> **GIVEN RECORDS**
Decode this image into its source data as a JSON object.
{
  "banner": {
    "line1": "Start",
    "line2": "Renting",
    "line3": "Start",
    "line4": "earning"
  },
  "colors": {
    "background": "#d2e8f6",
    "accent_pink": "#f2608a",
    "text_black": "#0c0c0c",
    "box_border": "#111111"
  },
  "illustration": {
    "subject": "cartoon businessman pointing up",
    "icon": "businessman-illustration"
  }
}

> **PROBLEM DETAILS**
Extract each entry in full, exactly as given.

> **ANSWER SPACE**
Decode this image into its source data as a JSON object.
{
  "banner": {
    "line1": "Start",
    "line2": "Renting",
    "line3": "Start",
    "line4": "earning"
  },
  "colors": {
    "background": "#d2e8f6",
    "accent_pink": "#f2608a",
    "text_black": "#0c0c0c",
    "box_border": "#111111"
  },
  "illustration": {
    "subject": "cartoon businessman pointing up",
    "icon": "businessman-illustration"
  }
}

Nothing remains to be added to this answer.